## WHAT THE TASK ASKS
Every line of the listing below should be written out exactly.

## DATA PROVIDED

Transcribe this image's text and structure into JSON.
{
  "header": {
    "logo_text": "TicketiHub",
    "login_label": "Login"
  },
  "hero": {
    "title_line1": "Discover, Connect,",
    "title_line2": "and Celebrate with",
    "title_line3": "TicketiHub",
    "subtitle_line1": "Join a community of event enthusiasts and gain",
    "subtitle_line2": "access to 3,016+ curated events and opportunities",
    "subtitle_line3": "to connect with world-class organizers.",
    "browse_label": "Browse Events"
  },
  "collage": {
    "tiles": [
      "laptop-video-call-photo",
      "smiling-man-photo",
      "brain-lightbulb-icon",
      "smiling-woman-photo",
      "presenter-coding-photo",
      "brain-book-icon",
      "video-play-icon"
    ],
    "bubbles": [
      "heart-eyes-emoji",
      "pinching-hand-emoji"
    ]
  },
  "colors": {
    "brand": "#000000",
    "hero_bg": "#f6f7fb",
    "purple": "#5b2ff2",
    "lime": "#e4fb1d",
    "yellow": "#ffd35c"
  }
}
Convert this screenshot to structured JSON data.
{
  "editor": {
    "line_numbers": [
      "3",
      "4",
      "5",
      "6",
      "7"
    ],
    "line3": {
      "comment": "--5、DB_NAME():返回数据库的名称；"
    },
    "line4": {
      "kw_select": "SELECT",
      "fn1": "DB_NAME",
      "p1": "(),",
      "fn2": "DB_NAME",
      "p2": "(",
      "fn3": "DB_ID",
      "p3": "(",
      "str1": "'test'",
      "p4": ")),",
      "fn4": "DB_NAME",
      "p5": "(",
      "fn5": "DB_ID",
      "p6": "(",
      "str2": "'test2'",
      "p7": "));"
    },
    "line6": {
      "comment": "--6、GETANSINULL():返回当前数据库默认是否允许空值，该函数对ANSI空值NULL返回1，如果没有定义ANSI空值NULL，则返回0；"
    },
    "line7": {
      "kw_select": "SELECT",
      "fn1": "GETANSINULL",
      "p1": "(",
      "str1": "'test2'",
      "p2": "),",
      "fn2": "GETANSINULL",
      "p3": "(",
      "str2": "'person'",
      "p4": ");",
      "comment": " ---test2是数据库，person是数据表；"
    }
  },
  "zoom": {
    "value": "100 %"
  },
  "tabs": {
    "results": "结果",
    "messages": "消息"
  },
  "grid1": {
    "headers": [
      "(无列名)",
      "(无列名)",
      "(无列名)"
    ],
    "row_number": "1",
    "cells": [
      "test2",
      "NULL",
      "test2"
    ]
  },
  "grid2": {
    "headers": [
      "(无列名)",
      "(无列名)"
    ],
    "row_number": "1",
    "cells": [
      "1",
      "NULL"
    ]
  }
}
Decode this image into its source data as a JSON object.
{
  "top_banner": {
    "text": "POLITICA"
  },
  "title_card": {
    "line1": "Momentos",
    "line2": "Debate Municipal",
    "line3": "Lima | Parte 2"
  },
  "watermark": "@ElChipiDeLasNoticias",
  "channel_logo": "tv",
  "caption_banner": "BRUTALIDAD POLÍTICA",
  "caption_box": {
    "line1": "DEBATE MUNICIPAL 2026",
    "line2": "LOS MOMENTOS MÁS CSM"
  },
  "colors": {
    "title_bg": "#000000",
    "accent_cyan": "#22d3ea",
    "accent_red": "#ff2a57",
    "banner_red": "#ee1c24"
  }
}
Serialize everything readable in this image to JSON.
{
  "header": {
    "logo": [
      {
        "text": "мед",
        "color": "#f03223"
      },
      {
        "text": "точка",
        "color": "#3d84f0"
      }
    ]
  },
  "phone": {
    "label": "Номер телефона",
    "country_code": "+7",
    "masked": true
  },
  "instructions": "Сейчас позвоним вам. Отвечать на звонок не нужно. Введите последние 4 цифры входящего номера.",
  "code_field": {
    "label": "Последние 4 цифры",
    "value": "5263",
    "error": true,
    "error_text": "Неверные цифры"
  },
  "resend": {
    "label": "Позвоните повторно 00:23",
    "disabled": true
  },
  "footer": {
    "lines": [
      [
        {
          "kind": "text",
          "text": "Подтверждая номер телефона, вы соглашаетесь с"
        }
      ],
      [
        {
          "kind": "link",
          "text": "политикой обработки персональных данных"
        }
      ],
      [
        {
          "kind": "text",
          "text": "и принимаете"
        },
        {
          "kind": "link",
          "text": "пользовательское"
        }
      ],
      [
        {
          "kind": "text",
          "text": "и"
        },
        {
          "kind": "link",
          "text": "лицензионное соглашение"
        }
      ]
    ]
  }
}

## RESPONSE FOR THIS EXERCISE
Transcribe this image's text and structure into JSON.
{
  "header": {
    "logo_text": "TicketiHub",
    "login_label": "Login"
  },
  "hero": {
    "title_line1": "Discover, Connect,",
    "title_line2": "and Celebrate with",
    "title_line3": "TicketiHub",
    "subtitle_line1": "Join a community of event enthusiasts and gain",
    "subtitle_line2": "access to 3,016+ curated events and opportunities",
    "subtitle_line3": "to connect with world-class organizers.",
    "browse_label": "Browse Events"
  },
  "collage": {
    "tiles": [
      "laptop-video-call-photo",
      "smiling-man-photo",
      "brain-lightbulb-icon",
      "smiling-woman-photo",
      "presenter-coding-photo",
      "brain-book-icon",
      "video-play-icon"
    ],
    "bubbles": [
      "heart-eyes-emoji",
      "pinching-hand-emoji"
    ]
  },
  "colors": {
    "brand": "#000000",
    "hero_bg": "#f6f7fb",
    "purple": "#5b2ff2",
    "lime": "#e4fb1d",
    "yellow": "#ffd35c"
  }
}
Convert this screenshot to structured JSON data.
{
  "editor": {
    "line_numbers": [
      "3",
      "4",
      "5",
      "6",
      "7"
    ],
    "line3": {
      "comment": "--5、DB_NAME():返回数据库的名称；"
    },
    "line4": {
      "kw_select": "SELECT",
      "fn1": "DB_NAME",
      "p1": "(),",
      "fn2": "DB_NAME",
      "p2": "(",
      "fn3": "DB_ID",
      "p3": "(",
      "str1": "'test'",
      "p4": ")),",
      "fn4": "DB_NAME",
      "p5": "(",
      "fn5": "DB_ID",
      "p6": "(",
      "str2": "'test2'",
      "p7": "));"
    },
    "line6": {
      "comment": "--6、GETANSINULL():返回当前数据库默认是否允许空值，该函数对ANSI空值NULL返回1，如果没有定义ANSI空值NULL，则返回0；"
    },
    "line7": {
      "kw_select": "SELECT",
      "fn1": "GETANSINULL",
      "p1": "(",
      "str1": "'test2'",
      "p2": "),",
      "fn2": "GETANSINULL",
      "p3": "(",
      "str2": "'person'",
      "p4": ");",
      "comment": " ---test2是数据库，person是数据表；"
    }
  },
  "zoom": {
    "value": "100 %"
  },
  "tabs": {
    "results": "结果",
    "messages": "消息"
  },
  "grid1": {
    "headers": [
      "(无列名)",
      "(无列名)",
      "(无列名)"
    ],
    "row_number": "1",
    "cells": [
      "test2",
      "NULL",
      "test2"
    ]
  },
  "grid2": {
    "headers": [
      "(无列名)",
      "(无列名)"
    ],
    "row_number": "1",
    "cells": [
      "1",
      "NULL"
    ]
  }
}
Decode this image into its source data as a JSON object.
{
  "top_banner": {
    "text": "POLITICA"
  },
  "title_card": {
    "line1": "Momentos",
    "line2": "Debate Municipal",
    "line3": "Lima | Parte 2"
  },
  "watermark": "@ElChipiDeLasNoticias",
  "channel_logo": "tv",
  "caption_banner": "BRUTALIDAD POLÍTICA",
  "caption_box": {
    "line1": "DEBATE MUNICIPAL 2026",
    "line2": "LOS MOMENTOS MÁS CSM"
  },
  "colors": {
    "title_bg": "#000000",
    "accent_cyan": "#22d3ea",
    "accent_red": "#ff2a57",
    "banner_red": "#ee1c24"
  }
}
Serialize everything readable in this image to JSON.
{
  "header": {
    "logo": [
      {
        "text": "мед",
        "color": "#f03223"
      },
      {
        "text": "точка",
        "color": "#3d84f0"
      }
    ]
  },
  "phone": {
    "label": "Номер телефона",
    "country_code": "+7",
    "masked": true
  },
  "instructions": "Сейчас позвоним вам. Отвечать на звонок не нужно. Введите последние 4 цифры входящего номера.",
  "code_field": {
    "label": "Последние 4 цифры",
    "value": "5263",
    "error": true,
    "error_text": "Неверные цифры"
  },
  "resend": {
    "label": "Позвоните повторно 00:23",
    "disabled": true
  },
  "footer": {
    "lines": [
      [
        {
          "kind": "text",
          "text": "Подтверждая номер телефона, вы соглашаетесь с"
        }
      ],
      [
        {
          "kind": "link",
          "text": "политикой обработки персональных данных"
        }
      ],
      [
        {
          "kind": "text",
          "text": "и принимаете"
        },
        {
          "kind": "link",
          "text": "пользовательское"
        }
      ],
      [
        {
          "kind": "text",
          "text": "и"
        },
        {
          "kind": "link",
          "text": "лицензионное соглашение"
        }
      ]
    ]
  }
}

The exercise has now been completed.